Seventy-nine percent of the studies included were based on real-world evidence (including registry studies), and 21% were randomized clinical trials. The vast majority of these investigations concluded that biosimilar switches did not result in any significant differences in clinical effectiveness, safety, key disease markers, or immunogenicity. Importantly, the literature review did not yield concerning findings on the formation of anti-drug antibodies.
Differences had been seen in discontinuation rates of some trials of infliximab and in one study of etanercept. However, clinical outcomes or disease activity scores were no different among the biosimilar and reference groups following the switch to biosimilars in these trials. In one study of 29 patients with rheumatoid arthritis who were treated with rituximab, the authors noted six patients (20%) reported loss of effectiveness of the biosimilar.
The authors pointed out, “Some open‐label and observational studies reported increased discontinuation rates after switching, which were mainly attributed to nocebo effects.”
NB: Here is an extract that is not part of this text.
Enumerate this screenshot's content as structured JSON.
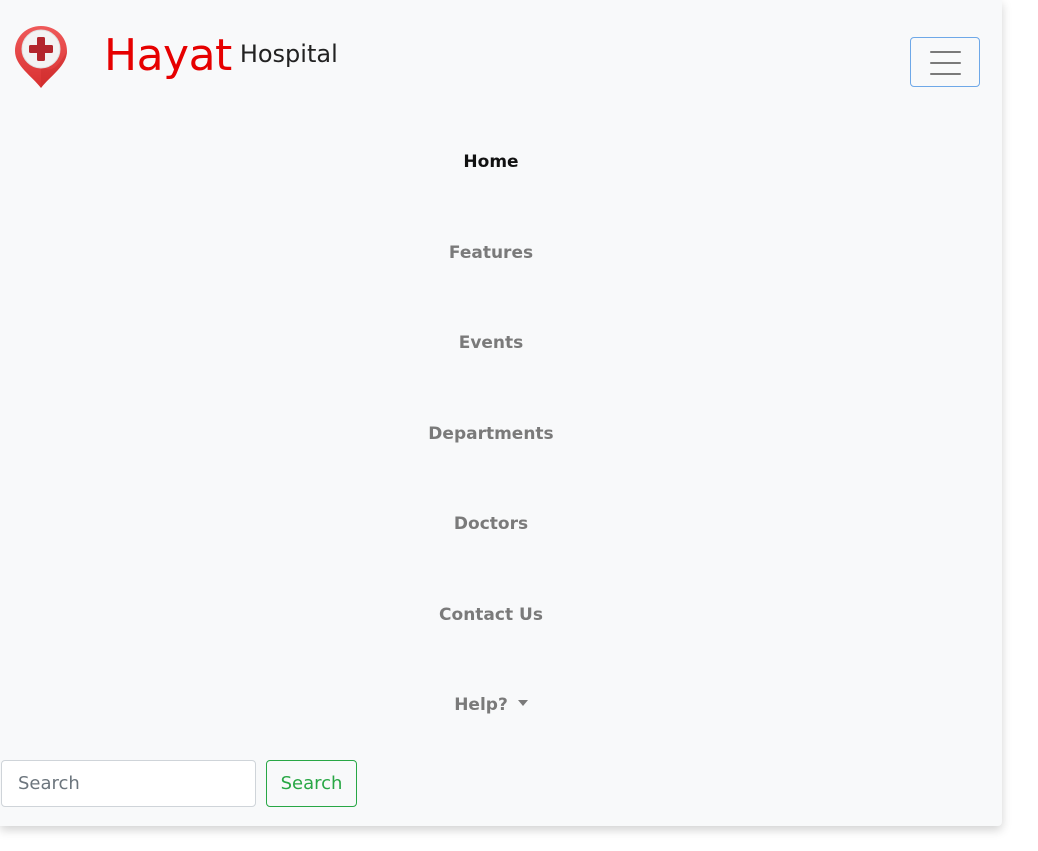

The nocebo effect occurs when a study participant knows he or she is receiving a particular drug and expects to have negative results. This is found in open-label studies in particular. The lower rates of persistence in real-world studies generally reflect what happens outside of a clinical trial protocol: increasing percentages of patients stop their treatment over time.
They advise that the nocebo effect should be addressed by prescribing physicians in the office. “The nocebo effects highlight the importance of shared, evidence-based decision making between the physician and the patient. Strategies mitigating the nocebo effect may improve patient outcomes and discontinuation rates.”
In other biosimilar news…In January, we reported on the main players in the upcoming ranibizumab market. Recently, Big Molecule Watch provided an update on the team of Xbrane and STADA. The partners have apparently agreed to work with a commercialization partner if approval is granted in the US and Canada. Bausch & Lomb will be responsible for marketing the biosimilar in this country, marking the US eye care manufacturer’s first foray into the biosimilar industry.
2 thoughts on “Biosimilar Switching: The Evidence on Its Utility and Safety Keeps Rolling in”
Thank you for this nice review of our recent CPT-published study. You rightly point out that in this review only 1 trastuzamab switch trial was included. We investigated the tastuzumab clinical trials in a seperate paper, that was published earlier in the Brit J of Cancer (The arrival of biosimilar monoclonal antibodies in oncology:
clinical studies for trastuzumab biosimilars; https://www.nature.com/articles/s41416-019-0480-z ; open access ). The conclusion of these studies is actually the same: no safety signals, and similar efficacy in a variety of settings. As you have noticed in an earlier blog, 2 trials suffered from a decreased potency of the reference product. The bevacizumab and adalimumab studies unfortunately became available after closing our database.
In general, the biosimilar case looks very reassuring under strict guidance of regulators like EMA and FDA, and we in Europe are just astonished to see that American patients are denied access to most these best value biologicals als we call them. In Europe we are saving billions of euro’s to give patients better access to biologicals, while in the US healthcare systems increasingly are soaring. There seems to be something terribly, terribly wrong (as you well described in your recent report).